“This is my life! This is my life!” proclaimed a basketball fan, Teddy Garces, after his team, Rain Or Shine Elasto Painters, won Game 6 to tie the 2019 Philippine Basketball Association Cup semifinal series with Magnolia Hotshots Pambansang Manok on a Friday night in April. Garces, a fan of the game for 30 years, spent most of the evening in motion, sitting in his courtside seat one minute then hopping up on the advertising panels every time a Rain or Shine player scored.
Across the court, Ehla DeJesus, 17, and her sister Rochellyn, 9, moved as if to counterbalance Garces. The sisters jumped up dancing each time the Magnolia Hotshots got a basket. The energy of Garces, the DeJesus sisters and others rocked the Ynares Center in Antipolo City until the last play of the game.
Earlier in the day, basketball devotees in the country had been transfixed by another Game 6, more than 8,000 miles away, when the Denver Nuggets played the San Antonio Spurs in the first round of the NBA playoffs.
In Tondo, a Manila slum, a fisherman, Joel Galigar, desperately tried to connect his TV antenna so he and his family could watch the game. Early-morning NBA game-watching is his nearly daily ritual. But after trying and failing to get the antenna adjusted, and finally relying on a neighbor who came to the rescue with a borrowed cable box, Galigar and his family of six watched the game in their barely standing tiny hut. Soon after the game began, neighbors started to crowd around the hut, leaning in to catch a glimpse of the game.

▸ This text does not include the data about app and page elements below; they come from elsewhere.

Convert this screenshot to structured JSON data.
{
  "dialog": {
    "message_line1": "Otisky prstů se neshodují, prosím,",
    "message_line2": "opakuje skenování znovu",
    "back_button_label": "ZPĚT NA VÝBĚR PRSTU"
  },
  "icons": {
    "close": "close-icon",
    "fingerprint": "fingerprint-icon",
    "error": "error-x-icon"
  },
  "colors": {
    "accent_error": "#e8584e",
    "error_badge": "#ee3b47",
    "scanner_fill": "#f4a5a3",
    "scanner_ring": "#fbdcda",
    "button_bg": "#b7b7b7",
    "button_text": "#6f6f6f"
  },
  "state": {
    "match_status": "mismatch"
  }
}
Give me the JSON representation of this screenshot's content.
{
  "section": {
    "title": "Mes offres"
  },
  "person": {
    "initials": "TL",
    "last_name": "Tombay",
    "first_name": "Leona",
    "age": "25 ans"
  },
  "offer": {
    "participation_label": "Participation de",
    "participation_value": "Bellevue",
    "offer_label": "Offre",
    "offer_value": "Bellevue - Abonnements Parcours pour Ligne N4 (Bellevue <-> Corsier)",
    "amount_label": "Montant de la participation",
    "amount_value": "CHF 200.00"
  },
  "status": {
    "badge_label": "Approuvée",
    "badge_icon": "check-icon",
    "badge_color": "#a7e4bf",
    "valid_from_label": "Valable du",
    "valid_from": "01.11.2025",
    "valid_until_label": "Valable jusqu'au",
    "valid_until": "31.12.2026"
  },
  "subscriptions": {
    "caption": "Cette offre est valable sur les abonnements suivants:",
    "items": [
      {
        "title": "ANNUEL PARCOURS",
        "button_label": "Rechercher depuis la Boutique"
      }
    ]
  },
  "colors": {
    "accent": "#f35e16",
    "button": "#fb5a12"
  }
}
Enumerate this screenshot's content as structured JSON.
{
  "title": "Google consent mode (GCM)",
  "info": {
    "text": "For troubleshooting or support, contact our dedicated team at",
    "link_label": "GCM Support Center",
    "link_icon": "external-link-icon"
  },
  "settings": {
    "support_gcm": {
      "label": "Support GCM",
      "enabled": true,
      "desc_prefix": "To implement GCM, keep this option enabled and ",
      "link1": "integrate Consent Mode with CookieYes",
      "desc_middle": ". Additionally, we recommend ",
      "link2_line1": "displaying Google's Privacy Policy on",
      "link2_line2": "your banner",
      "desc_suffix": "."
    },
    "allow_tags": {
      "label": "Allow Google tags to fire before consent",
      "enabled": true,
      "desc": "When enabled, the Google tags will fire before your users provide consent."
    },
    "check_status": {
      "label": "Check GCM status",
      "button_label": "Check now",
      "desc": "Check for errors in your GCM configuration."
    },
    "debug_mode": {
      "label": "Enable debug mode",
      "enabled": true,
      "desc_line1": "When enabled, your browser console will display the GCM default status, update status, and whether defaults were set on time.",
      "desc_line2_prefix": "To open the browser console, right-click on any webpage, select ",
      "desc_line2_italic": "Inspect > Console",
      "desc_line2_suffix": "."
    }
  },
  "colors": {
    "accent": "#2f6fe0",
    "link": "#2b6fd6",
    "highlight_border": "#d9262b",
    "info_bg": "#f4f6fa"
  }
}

All week similar scenes played out in Quezon City and Manila. On the mornings when NBA games were being played, nearly every home visited by Lee was watching the game.
Corporations have seen the opportunity. In 2013, Nike took LeBron James to the country for a short visit. Curry visited in September on the first stop of his Under Armour Asian Tour. It was his second visit.
Under heavy clotheslines in a narrow alley on a recent Saturday morning, Randy Fausto wore Curry’s jersey while playing the Filipino version of pool and watching a Golden State Warriors game through a window. Fausto claimed the jersey was his lucky charm. After the Warriors game ended, men migrated to nearby Asamba Covered Court, where Romeo Naguiat was playing. Naguiat is unemployed and plays daily, including in a local league.
Back in the center of Manila, Gil Tandoc, his 7-year-old son, Michael; and 9-year-old daughter, Elgene; worked at the family’s convenience store adjacent to the Manila City Jail Complex. The store sells basketballs.
While Michael and Elgene tirelessly bounced the basketball off the fence surrounding the jail’s entrance, inmates and guards inside the jail were busy getting ready for their own basketball tournament.
Up the coast from the jail in Navotas, other games happen in the unlikeliest of places. As the sun began to go down and the heat lost its intensity, the players — both adults and children — came out to play at Navotas City Cemetery among the “apartment tombs,” stacks of concrete boxes containing the dead. It was there that 21-year-old Renalto AbAdies, who lives in a slum adjacent to the cemetery, played on a recent evening. “I don’t fear the dead,” said AbAdies, who said he has spent his life playing there.
In the Philippines, the game is everywhere.